The subject of this week's Run With an Idea blog debate centres around sports nutrition products - are they a waste of money, or are they the be all and end all?
There is the train of thought that all we need is water for shorter distances, and that there is no need to fuel for a race under marathon distance, providing of course you're eating a healthy diet and have trained properly. There is evidence that sports nutrition has no benefit to sports people other than maybe endurance athletes. From a personal point of view whilst my diet is fairly healthy I have slipped up occasionally during preparation for an event after all I have a family who aren't in training and occasionally they like to eat pizza or fish & chips! I've never been totally convinced that the sports nutrition products I've used actually work. A lot of my performance seems to hinge on whether I've slept or not, and of course actually run some miles beforehand! Having said that, I never leave the house without some kind liquid in a sports bottle, mostly just water. I always get a dry mouth at about a mile - it's like a child's security blanket, holding that bottle!
An advert from Lucozade was recently banned as it was claimed that Lucozade "hydrates better than water" Another clever marketing ploy to sell a product which doesn't live up to its claims.
A multimillion-pound advertising campaign for the fizzy energy drink Lucozade Sport has been banned for claiming that it hydrates better than water.
Personally, I've never used Lucozade - as a child of the 70's it brings back less than fond memories of being ill and Mum buying the sweet, fizzy stuff in the orange, cellophane covered bottle to "keep my strength up". My daughter used similar products when she was competing at karate. When I asked her a couple of days ago if she thought they actually helped she said all they did was wake her up a bit if she'd been waiting a while for her fights to start. Drinking them during fights was apparently bad as they made her feel sick, as opposed to a bottle of plain water which refreshed her. It now turns out that I was a bad mother as I shouldn't have been feeding an under 16 year old caffeine based sports drinks - although in my defence she only competed maybe once or twice a month for 3 or 4 months a year for about 4 years - she wasn't drinking them every day, and certainly not for breakfast!

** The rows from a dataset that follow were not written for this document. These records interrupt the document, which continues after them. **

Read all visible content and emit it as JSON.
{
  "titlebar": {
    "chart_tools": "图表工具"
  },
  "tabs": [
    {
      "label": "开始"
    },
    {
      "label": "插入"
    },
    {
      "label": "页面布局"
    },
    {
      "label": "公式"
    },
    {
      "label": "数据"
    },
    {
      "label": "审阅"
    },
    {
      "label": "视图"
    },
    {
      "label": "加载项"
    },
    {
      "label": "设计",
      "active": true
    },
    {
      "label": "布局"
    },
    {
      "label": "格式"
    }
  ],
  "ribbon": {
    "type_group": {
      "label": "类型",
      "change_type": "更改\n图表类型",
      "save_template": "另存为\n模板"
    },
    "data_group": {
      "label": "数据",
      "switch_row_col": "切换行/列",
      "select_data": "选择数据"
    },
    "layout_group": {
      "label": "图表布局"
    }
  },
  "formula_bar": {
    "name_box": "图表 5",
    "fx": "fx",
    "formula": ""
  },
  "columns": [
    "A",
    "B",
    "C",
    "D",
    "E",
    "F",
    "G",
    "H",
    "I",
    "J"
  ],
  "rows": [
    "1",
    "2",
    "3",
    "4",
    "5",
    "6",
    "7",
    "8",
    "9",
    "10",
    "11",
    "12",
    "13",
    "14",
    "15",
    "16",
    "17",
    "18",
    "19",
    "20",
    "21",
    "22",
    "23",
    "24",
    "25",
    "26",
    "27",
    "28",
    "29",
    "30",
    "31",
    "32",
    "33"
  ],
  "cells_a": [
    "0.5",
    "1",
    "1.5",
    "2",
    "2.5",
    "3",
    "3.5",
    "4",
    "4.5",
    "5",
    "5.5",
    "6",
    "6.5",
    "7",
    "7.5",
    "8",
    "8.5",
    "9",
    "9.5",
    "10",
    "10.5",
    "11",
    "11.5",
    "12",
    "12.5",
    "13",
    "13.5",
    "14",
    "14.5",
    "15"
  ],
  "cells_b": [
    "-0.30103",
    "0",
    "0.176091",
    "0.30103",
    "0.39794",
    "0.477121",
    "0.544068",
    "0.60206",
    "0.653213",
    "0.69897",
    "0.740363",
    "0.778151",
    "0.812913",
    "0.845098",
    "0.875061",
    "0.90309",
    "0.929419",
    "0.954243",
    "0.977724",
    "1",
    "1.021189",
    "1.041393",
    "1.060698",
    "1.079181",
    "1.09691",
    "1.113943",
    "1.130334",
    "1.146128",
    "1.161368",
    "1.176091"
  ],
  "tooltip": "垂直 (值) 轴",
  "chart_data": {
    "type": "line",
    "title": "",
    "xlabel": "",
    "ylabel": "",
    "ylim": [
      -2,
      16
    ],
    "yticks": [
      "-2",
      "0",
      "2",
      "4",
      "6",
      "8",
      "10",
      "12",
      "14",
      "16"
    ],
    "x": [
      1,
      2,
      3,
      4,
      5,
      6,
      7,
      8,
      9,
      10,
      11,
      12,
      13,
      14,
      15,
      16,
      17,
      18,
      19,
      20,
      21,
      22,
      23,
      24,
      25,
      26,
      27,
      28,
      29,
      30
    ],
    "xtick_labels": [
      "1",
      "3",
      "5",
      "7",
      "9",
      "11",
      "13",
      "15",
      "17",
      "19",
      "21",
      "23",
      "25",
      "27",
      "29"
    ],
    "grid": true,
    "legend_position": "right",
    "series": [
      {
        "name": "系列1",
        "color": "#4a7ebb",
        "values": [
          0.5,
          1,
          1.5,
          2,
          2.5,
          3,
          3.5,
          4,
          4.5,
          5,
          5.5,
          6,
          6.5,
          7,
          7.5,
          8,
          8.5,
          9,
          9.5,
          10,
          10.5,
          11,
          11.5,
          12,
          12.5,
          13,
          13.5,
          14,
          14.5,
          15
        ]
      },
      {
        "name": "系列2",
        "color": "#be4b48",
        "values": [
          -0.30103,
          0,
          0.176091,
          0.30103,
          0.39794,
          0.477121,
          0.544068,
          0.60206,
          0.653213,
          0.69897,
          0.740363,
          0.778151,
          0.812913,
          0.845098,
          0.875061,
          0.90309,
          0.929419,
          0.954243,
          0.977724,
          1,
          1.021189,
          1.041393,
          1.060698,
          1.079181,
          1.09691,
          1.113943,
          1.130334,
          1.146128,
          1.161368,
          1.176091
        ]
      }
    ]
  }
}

Over the last couple of years there have been the deaths of runners linked to use of sports nutrition products the two which spring to mind are Claire Squires who died at the end of London Marathon 2012 having taken a preparation containing DMAA which caused a fatal heart attack and Sam Harper Brighouse who died during the Brighton Marina in 2013 having taken recognised sports nutrition and doses of ibuprofen. These kinds of reports frighten the life out of me, although I'm never likely to run any further than a half marathon, and probably scare anyone related to a runner, especially if they're taking on a marathon.
My personal choice for hydration is High 5 sugar free hydration tabs
- especially the Pink Grapefruit and Citrus flavours, hubby uses the caffeine loaded Xtreme for cycling, apparently they help him. I'm not a great one for using caffeine laced products but I have been known to take Clif Shot Bloks and during half marathon training I ventured into the world of gels. Not a great fan of those, and I'm not sure they had any benefit at mile 9. I strongly believe that the mind was more powerful than any other fruit flavoured drink or gel on that day! Why do I take them then? As I said before I never leave the house without a bottle of something, water becomes boring after a few miles so it's nice to have a flavour.
There are some great articles giving advice on what's on the market and here's one that advises on protein supplements.
Having looked at the nutrition for use during exercise, the next thing to look at is post exercise - I went to the Running Show a couple of years ago where one of the talks was on preparing for a half or full marathon - how to follow a training plan and how to fuel. The talk was taken by Sam Murphy the health and fitness writer. Her post run favourite was a glass of chocolate Nesquik rather than spending money on sports branded recovery chocolate shakes. I think personally it tastes better. The market for recovery drinks is almost as extensive as the hydration market. Apparently chocolate milk is the next big thing.
During this week alone I've been bombarded with emails from sports nutrition firms - SIS want to set me up with nutrition plan to aid my training and For Goodness Shakes want to give me a voucher to use for Pay As You Gym.
Orbana, another hydration manufacturer sent me the usual offer email, and whilst looking through their website I found a very interesting blog on how caffeine affects the body.
Have you got any great advice you could give me on using nutrition products, I may not be running at the moment, but I am building mileage up on my road bike?
Please head over to the Run With An Idea site to see what other contributors are saying.